The Mets recently sat down with free agent starter Kodai Senga in New York, reports Will Sammon of the Athletic. Andy Martino of SNY first reported earlier this week that New York and Senga’s camp would sit down.
Senga, 30 in January, recently wrapped up his 11th season in Nippon Professional Baseball. He had a 2.59 ERA in over 1000 career innings at Japan’s highest level. Senga’s coming off a particularly excellent platform campaign, working to a 1.94 ERA through 144 frames with the Fukuoka SoftBank Hawks. He punched out an above-average 27.5% of batters faced against a manageable 8.6% walk rate.
Evaluators have raised some concerns about Senga’s command and breaking ball, but his combination of an upper-90s fastball and a split-finger offering have drawn plenty of praise. Between his excellent NPB performance and quality raw stuff, he figures to be of interest to virtually every team with a rotation need. The right-hander has already found a wide array of interest as he tests the market in preparation for his jump to Major League Baseball.
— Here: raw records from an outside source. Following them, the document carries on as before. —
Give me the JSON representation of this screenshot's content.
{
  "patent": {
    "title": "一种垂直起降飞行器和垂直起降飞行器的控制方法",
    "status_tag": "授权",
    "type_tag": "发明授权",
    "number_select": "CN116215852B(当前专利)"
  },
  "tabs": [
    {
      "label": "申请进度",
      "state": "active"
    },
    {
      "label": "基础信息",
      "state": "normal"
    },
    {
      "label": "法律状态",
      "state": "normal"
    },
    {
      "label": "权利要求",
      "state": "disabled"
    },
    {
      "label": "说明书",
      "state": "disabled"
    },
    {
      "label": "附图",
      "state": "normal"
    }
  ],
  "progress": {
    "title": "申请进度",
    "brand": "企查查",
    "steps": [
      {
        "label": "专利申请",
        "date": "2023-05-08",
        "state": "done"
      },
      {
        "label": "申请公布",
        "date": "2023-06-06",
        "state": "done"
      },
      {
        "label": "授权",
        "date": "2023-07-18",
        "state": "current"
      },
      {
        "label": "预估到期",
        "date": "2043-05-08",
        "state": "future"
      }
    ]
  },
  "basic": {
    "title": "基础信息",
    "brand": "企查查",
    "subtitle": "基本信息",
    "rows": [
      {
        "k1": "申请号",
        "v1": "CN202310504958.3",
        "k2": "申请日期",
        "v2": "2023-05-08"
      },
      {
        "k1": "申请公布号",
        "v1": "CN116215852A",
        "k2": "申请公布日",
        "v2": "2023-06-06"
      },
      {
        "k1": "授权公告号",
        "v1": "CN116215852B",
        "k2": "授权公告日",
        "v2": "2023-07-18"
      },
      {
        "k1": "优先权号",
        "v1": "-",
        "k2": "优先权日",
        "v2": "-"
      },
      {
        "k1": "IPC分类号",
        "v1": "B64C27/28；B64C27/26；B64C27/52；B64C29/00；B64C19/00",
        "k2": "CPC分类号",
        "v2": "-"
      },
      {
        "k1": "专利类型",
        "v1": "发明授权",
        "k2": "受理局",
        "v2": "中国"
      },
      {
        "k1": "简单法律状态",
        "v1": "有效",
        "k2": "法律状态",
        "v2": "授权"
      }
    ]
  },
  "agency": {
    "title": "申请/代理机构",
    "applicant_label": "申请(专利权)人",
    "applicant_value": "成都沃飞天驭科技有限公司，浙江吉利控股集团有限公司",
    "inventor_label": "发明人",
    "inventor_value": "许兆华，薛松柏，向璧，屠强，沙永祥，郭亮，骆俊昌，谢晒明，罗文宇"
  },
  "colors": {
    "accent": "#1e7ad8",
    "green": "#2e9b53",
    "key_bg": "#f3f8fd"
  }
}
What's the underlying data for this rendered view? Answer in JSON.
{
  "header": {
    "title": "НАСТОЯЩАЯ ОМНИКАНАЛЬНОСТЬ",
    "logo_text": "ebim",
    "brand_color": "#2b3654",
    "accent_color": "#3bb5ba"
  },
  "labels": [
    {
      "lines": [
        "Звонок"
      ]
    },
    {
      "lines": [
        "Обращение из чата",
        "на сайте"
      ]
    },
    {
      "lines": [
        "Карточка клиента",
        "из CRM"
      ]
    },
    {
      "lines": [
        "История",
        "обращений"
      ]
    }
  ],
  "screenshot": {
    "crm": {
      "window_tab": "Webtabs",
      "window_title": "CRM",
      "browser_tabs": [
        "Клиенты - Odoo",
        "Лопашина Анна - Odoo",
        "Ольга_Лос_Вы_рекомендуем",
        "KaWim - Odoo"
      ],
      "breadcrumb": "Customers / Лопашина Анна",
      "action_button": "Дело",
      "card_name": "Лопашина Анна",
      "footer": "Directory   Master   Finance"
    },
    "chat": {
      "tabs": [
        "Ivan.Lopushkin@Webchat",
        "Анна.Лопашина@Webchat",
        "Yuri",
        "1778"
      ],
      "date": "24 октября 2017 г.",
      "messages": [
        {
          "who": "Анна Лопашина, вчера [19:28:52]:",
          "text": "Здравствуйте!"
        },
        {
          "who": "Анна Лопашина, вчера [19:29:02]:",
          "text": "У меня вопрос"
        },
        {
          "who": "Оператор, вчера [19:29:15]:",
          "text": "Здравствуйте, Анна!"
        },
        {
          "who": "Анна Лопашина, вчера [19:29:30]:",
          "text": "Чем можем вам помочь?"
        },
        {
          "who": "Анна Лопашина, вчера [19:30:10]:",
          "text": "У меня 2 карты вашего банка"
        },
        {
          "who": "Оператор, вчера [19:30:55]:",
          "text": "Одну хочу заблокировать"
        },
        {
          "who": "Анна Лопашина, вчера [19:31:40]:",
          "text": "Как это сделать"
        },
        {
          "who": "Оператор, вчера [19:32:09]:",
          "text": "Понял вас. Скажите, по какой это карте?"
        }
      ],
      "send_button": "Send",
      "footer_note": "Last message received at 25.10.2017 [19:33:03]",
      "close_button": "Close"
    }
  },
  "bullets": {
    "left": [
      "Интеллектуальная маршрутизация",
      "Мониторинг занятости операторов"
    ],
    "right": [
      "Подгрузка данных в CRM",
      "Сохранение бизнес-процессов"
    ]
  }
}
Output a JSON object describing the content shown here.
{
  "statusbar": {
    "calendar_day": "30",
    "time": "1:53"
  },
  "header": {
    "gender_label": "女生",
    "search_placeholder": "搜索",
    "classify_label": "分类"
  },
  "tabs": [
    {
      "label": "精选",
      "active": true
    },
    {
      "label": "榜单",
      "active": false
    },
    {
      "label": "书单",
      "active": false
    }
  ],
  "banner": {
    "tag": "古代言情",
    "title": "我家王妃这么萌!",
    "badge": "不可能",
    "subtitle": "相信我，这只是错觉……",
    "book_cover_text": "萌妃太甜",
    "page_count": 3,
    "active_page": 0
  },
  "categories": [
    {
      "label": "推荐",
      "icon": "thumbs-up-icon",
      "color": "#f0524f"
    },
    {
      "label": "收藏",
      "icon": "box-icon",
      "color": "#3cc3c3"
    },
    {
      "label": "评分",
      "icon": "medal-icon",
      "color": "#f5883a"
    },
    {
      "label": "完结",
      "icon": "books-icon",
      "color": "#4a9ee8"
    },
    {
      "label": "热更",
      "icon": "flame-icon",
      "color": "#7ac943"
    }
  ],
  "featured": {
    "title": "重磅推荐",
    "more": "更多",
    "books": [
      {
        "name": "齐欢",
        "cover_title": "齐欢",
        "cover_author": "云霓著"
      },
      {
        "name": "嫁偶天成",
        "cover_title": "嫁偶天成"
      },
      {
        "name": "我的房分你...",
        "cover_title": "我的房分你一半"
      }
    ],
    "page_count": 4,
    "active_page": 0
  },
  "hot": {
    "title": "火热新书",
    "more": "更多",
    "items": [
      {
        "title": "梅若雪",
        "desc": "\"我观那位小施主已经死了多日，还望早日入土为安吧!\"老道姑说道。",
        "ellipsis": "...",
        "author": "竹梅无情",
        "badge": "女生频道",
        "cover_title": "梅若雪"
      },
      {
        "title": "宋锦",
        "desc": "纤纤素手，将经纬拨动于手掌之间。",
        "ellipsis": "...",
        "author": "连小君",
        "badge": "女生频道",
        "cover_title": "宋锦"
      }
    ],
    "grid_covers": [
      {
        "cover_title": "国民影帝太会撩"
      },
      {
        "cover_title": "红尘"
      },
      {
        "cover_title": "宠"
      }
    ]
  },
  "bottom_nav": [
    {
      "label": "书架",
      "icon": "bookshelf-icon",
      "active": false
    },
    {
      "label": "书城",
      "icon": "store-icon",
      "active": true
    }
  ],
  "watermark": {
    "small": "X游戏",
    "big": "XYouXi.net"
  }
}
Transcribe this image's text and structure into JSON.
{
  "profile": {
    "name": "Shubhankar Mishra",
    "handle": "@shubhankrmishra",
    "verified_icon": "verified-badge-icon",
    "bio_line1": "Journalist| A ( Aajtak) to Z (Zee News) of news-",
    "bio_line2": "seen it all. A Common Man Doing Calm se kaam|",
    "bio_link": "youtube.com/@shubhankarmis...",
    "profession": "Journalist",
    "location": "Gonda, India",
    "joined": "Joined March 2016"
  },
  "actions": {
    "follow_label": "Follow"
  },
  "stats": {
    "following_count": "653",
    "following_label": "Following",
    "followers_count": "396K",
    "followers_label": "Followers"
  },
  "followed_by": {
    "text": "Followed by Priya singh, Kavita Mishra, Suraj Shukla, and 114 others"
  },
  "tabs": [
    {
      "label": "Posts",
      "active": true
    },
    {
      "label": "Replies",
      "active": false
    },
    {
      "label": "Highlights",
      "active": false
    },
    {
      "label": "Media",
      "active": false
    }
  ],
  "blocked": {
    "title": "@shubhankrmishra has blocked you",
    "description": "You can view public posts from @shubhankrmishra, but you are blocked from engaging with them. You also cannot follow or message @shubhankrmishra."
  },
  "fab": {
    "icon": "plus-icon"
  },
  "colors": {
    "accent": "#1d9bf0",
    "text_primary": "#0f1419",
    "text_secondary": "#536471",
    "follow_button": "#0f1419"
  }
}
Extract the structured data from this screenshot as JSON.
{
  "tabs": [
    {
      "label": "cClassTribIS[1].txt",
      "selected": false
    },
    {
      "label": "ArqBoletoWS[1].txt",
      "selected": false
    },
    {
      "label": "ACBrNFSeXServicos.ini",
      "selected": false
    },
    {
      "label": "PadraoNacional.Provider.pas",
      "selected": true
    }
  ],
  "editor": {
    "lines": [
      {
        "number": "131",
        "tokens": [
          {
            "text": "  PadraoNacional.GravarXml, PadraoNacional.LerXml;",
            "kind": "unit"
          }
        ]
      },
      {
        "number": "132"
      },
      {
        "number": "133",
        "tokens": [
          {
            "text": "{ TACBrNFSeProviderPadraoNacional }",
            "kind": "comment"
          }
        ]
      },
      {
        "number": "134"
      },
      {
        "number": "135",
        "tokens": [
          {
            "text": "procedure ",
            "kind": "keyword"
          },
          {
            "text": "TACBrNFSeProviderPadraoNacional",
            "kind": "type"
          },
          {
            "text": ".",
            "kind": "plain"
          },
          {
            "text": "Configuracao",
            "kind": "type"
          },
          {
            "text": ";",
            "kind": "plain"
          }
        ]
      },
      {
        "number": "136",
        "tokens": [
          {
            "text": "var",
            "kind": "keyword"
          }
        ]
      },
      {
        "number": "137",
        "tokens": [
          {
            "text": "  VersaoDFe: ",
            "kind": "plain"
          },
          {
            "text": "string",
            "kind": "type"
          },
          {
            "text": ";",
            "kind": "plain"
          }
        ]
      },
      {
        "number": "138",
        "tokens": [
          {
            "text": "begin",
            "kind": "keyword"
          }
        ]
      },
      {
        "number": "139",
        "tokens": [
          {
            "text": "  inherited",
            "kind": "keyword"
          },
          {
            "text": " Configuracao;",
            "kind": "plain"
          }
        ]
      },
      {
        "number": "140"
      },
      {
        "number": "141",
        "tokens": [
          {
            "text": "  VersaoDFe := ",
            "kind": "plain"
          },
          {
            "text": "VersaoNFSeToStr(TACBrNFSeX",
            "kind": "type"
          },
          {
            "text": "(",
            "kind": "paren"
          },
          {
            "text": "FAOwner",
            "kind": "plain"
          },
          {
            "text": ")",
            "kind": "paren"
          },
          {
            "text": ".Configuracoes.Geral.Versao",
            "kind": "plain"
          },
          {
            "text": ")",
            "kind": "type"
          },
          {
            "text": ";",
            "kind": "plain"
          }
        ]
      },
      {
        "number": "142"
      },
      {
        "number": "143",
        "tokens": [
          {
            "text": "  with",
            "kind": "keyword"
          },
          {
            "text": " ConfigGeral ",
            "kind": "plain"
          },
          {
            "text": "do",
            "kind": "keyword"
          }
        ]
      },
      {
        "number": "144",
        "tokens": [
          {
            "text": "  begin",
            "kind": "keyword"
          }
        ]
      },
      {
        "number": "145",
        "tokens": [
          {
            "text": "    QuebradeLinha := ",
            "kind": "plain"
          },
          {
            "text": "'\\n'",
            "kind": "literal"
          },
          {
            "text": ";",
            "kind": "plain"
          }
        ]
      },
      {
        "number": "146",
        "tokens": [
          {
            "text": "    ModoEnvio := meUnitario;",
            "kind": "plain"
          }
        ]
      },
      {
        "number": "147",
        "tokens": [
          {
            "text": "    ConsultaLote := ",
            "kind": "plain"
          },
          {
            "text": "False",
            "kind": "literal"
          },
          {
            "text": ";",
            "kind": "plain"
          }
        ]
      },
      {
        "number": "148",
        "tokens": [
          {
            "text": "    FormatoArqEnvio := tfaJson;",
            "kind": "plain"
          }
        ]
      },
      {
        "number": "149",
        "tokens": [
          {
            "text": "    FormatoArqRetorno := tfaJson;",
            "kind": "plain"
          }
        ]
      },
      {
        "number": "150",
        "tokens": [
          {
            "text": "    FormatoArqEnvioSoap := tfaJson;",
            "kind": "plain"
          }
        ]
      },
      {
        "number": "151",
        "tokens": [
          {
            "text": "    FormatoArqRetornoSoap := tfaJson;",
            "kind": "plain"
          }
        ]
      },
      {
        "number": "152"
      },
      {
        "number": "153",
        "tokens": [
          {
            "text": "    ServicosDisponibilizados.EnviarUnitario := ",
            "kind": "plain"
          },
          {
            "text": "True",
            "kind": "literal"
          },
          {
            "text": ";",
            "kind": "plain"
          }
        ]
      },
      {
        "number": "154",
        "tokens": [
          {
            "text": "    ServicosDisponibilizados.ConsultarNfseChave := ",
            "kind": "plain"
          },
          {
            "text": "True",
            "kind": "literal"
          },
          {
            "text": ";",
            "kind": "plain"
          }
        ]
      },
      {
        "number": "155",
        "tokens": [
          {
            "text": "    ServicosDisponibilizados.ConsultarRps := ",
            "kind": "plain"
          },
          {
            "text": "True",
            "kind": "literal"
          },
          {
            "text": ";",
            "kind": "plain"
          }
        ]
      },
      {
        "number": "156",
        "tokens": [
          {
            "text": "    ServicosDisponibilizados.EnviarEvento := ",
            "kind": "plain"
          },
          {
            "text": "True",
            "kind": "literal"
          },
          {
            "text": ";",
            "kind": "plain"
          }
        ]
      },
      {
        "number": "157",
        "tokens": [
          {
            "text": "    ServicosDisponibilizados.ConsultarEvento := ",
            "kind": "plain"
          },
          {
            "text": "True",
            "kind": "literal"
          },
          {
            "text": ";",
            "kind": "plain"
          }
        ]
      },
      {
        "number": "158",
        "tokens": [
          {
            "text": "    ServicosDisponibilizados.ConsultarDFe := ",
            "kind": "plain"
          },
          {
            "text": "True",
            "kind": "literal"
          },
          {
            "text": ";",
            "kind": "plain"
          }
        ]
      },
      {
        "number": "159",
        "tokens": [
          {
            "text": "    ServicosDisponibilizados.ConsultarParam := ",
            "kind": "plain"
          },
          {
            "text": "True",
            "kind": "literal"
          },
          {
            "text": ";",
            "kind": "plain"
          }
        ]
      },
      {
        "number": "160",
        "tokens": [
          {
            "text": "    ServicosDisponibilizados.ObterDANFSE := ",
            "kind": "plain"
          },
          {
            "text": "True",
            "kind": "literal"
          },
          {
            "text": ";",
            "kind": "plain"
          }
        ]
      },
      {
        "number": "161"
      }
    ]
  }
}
The Mets join the Giants, Red Sox, Rangers, Cubs, Blue Jays, Mariners and Padres as teams known to be involved in his market to some extent.
The Mets figure to cast a wide net in their search for return help, as the starting staff is facing a high degree of possible turnover. Jacob deGrom, Chris Bassitt, Taijuan Walker and swingman Trevor Williams all hit the open market — deGrom and Bassitt after declining qualifying offers. Max Scherzer and Carlos Carrasco are presently the only locks for the season-opening rotation, with David Peterson, Tylor Megill, Joey Lucchesi and José Butto among the depth options who could get a look. New York is sure to retain or add at least two starters (and quite likely three) from outside the organization over the coming months, and they’ve also been tied to former Dodger southpaw Andrew Heaney.
Senga, it bears remembering, is a true free agent after reaching nine years of service time in Japan. Unlike with players made available a year or more early via the posting system, signing Senga will not require an MLB team to provide any kind of financial compensation to the Hawks.